The specific gravity of a substance is simply its density -- or mass divided by volume -- in relation to that of a reference substance, usually plain water at room temperature. The specific gravity of water is defined as 1.00, so a substance with a specific gravity of 1.50 is one and a half times as dense as water. Knowing the specific gravity of a substance, you can figure out how many pounds of it are in a gallon using standard conversions between units.

## Gallons per Pound and the Conversion

A U.S. gallon is a unit of volume that includes exactly 231 square inches, 128 fluid ounces or 3.785 liters. One liter of water at room temperature by definition weighs 2.204 pounds, so one gallon of water weighs 2.204 * 3.785 = 8.343 pounds. Therefore, if you know the specific gravity of a substance, simply multiply it by 8.343 to get the number of pounds of that substance in a gallon.

## Other "Gallons"

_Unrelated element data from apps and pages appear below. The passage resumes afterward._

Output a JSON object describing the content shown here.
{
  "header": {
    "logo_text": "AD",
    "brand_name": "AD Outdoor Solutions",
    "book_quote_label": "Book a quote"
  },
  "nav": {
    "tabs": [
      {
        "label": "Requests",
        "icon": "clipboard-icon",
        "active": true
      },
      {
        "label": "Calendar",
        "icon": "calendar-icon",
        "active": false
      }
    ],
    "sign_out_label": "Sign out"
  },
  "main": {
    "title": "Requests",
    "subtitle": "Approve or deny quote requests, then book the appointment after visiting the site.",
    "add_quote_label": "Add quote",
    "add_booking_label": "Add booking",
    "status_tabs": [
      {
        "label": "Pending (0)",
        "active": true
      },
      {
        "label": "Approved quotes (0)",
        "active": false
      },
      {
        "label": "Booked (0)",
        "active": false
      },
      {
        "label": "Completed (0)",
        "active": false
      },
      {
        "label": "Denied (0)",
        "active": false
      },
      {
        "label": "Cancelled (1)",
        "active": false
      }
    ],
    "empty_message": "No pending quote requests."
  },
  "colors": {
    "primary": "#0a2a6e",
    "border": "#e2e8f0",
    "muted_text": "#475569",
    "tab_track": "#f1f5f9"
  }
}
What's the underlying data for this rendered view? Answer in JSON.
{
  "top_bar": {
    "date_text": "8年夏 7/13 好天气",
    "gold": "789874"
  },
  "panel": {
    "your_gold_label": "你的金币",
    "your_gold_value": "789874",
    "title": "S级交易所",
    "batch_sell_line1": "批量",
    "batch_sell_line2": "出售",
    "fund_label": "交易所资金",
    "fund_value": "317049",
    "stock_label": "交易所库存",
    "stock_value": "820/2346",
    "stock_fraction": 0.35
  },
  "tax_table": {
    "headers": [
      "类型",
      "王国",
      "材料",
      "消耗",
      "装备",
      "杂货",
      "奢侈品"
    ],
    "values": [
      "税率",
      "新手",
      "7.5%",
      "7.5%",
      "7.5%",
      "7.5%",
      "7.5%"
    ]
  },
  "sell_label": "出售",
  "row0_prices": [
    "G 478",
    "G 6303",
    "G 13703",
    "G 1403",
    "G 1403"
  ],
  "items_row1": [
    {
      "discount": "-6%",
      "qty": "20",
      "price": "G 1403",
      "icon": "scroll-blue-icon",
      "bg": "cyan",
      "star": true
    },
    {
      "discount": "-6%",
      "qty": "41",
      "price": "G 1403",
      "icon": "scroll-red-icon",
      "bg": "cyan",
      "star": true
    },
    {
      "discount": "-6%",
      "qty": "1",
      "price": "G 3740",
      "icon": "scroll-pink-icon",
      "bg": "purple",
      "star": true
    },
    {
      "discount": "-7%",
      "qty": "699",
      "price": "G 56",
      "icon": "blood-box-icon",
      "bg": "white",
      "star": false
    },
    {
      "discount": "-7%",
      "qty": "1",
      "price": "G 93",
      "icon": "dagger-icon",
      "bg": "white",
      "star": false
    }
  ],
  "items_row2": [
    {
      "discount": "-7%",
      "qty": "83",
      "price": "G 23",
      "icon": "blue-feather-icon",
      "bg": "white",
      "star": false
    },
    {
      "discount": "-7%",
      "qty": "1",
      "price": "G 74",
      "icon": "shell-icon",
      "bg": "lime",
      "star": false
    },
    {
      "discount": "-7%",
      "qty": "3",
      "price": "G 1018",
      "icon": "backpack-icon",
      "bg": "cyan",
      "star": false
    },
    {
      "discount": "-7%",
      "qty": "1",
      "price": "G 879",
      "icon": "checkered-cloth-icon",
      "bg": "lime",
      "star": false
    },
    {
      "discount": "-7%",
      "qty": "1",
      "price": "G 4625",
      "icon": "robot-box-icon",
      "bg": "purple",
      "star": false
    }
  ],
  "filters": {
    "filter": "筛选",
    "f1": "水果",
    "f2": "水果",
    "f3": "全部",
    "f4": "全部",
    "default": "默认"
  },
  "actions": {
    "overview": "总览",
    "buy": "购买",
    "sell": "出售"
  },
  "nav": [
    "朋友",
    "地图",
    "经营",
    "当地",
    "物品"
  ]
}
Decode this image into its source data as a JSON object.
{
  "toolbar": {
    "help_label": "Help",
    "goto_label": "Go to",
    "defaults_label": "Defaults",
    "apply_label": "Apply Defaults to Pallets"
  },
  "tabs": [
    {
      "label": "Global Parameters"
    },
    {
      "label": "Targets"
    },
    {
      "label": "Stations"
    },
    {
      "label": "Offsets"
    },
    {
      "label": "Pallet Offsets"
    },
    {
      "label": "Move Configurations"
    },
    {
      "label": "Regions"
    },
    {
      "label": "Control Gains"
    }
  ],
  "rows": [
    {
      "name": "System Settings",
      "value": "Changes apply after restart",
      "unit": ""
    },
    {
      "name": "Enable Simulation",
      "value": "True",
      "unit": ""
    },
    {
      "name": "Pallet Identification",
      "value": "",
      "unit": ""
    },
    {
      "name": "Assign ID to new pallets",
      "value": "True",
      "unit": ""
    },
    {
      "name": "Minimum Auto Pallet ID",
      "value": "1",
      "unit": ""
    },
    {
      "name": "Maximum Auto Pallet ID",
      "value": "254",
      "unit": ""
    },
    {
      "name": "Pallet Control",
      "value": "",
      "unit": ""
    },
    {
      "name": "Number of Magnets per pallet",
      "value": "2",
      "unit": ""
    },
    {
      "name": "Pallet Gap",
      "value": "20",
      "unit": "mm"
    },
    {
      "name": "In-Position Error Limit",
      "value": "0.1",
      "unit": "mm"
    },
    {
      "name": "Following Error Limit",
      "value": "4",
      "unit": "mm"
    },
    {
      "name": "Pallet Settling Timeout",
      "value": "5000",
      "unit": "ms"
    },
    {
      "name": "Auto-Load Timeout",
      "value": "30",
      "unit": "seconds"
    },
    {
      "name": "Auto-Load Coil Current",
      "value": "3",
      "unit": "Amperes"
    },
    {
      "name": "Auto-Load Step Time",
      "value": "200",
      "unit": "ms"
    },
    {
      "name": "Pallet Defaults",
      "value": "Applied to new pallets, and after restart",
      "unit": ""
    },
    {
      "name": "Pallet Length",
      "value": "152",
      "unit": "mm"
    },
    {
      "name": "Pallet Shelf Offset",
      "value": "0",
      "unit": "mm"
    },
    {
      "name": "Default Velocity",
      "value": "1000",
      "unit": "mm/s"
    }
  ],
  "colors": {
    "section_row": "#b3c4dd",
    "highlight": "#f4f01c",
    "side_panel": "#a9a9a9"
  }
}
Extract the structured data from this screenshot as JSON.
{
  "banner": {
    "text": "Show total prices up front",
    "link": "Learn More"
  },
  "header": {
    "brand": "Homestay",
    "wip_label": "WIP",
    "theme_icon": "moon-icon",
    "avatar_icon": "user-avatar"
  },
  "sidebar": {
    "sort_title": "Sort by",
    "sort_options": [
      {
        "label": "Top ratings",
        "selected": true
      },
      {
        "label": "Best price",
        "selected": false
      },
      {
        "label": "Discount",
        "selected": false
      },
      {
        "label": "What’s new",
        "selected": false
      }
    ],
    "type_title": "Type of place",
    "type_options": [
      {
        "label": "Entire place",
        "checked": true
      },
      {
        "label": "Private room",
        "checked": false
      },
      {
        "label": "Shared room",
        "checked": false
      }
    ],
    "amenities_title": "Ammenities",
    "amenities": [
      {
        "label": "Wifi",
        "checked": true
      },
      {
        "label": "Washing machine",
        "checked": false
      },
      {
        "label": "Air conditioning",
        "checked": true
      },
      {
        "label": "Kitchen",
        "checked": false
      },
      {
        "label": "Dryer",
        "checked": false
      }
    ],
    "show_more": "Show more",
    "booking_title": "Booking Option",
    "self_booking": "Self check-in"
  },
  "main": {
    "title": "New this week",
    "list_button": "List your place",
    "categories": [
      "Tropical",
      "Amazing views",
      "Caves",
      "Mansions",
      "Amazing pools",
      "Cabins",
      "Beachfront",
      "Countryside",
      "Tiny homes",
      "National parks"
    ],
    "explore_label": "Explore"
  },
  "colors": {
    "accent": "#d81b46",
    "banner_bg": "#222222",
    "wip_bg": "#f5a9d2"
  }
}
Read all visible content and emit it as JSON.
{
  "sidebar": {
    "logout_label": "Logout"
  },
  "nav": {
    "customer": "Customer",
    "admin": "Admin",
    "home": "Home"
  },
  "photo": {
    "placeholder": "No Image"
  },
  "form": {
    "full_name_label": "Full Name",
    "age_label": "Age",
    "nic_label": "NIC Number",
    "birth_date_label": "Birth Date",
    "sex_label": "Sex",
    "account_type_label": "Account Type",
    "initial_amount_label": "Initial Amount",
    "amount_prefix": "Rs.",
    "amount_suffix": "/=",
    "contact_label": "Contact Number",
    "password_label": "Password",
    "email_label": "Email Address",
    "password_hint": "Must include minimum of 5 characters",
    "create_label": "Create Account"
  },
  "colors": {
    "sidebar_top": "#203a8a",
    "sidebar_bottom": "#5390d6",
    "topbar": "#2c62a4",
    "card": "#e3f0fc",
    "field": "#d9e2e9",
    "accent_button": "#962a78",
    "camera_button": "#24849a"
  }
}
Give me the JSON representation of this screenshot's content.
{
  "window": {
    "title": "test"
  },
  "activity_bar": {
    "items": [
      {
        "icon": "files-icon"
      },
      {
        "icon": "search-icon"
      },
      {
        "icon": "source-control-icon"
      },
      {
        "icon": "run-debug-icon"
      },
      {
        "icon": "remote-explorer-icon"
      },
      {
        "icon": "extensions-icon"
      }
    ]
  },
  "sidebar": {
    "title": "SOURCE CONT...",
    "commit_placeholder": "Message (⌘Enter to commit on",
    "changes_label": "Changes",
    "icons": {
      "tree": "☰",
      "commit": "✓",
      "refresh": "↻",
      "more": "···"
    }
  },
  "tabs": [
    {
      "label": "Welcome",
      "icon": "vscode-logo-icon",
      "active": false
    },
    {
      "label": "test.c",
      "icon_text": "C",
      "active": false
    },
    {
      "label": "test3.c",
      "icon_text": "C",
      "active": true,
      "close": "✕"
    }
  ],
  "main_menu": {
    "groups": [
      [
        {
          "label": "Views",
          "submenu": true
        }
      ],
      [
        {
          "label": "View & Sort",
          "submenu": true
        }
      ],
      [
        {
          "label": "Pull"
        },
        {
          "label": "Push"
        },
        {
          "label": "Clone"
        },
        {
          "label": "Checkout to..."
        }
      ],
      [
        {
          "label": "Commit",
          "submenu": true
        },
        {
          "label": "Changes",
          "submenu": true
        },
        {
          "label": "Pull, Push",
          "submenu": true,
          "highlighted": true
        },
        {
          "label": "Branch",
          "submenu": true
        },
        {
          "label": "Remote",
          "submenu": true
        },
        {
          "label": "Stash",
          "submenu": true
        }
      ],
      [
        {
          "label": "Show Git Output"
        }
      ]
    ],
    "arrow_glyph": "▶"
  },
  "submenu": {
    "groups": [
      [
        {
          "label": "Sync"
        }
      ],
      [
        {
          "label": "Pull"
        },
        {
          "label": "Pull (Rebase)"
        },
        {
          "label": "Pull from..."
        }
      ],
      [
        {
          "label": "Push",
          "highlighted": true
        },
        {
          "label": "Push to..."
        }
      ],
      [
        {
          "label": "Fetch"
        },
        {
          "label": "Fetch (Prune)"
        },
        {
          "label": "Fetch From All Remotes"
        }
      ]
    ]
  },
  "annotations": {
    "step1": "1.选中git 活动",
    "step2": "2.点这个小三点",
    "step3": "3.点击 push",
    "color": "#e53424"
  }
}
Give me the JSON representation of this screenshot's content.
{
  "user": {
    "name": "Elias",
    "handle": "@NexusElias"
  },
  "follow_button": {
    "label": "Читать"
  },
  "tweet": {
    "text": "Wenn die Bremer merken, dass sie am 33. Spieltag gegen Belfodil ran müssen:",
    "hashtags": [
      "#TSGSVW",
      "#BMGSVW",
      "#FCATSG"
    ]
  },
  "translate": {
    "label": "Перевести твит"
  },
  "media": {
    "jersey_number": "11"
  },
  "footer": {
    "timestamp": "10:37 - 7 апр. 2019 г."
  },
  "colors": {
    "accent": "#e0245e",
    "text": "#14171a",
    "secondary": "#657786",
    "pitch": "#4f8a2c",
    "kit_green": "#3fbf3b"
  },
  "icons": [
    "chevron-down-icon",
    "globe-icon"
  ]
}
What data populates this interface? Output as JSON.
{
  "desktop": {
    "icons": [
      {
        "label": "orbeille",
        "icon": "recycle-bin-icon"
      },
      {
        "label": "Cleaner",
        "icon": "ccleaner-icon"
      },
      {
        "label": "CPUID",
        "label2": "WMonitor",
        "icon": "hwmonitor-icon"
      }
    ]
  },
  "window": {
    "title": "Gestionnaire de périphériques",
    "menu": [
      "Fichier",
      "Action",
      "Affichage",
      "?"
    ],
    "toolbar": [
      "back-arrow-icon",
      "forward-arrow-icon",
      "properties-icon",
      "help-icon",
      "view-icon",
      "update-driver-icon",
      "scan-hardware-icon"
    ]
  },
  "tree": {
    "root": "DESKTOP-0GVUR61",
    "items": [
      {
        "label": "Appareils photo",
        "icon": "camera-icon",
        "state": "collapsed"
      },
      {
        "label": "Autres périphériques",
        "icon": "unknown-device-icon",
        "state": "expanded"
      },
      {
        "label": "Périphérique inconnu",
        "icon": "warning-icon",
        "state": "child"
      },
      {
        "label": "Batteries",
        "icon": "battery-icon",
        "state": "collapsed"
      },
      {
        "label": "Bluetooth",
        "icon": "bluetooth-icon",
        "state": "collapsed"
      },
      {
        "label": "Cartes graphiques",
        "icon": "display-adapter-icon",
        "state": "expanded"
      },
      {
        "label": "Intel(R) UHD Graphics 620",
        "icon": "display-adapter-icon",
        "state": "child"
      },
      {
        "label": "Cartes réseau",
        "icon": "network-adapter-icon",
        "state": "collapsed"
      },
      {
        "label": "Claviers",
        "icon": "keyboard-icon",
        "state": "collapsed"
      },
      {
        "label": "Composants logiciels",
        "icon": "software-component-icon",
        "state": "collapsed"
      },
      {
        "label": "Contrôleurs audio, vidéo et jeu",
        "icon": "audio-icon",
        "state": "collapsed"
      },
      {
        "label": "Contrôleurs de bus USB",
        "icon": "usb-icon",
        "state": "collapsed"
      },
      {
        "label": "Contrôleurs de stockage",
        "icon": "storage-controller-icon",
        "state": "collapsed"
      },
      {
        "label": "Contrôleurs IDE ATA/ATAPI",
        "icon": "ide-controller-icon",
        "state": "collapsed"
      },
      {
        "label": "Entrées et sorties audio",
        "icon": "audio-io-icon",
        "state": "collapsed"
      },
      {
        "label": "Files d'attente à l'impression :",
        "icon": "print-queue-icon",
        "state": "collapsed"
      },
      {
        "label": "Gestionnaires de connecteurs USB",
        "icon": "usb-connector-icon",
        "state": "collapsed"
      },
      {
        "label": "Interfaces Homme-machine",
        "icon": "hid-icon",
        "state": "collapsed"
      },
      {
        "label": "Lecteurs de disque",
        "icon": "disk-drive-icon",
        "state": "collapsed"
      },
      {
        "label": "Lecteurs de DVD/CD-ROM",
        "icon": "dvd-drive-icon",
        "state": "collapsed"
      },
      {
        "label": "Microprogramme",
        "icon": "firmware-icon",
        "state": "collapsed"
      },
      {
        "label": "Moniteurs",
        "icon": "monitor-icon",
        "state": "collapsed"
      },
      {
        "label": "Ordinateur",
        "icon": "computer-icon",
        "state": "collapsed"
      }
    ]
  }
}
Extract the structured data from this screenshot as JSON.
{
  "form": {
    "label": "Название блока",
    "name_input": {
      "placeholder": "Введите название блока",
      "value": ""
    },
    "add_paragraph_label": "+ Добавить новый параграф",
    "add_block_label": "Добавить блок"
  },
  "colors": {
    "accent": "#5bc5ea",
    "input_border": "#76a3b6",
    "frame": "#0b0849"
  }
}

The imperial, or U.K., gallon was originally defined as 10 pounds of water and is officially defined today as 4.546 liters. This is equal to (4.546/3.756) = 1.20 U.S. gallons. When dealing with the U.K. version of a gallon, multiply a substance's specific gravity by 10 to get the number of pounds it contains.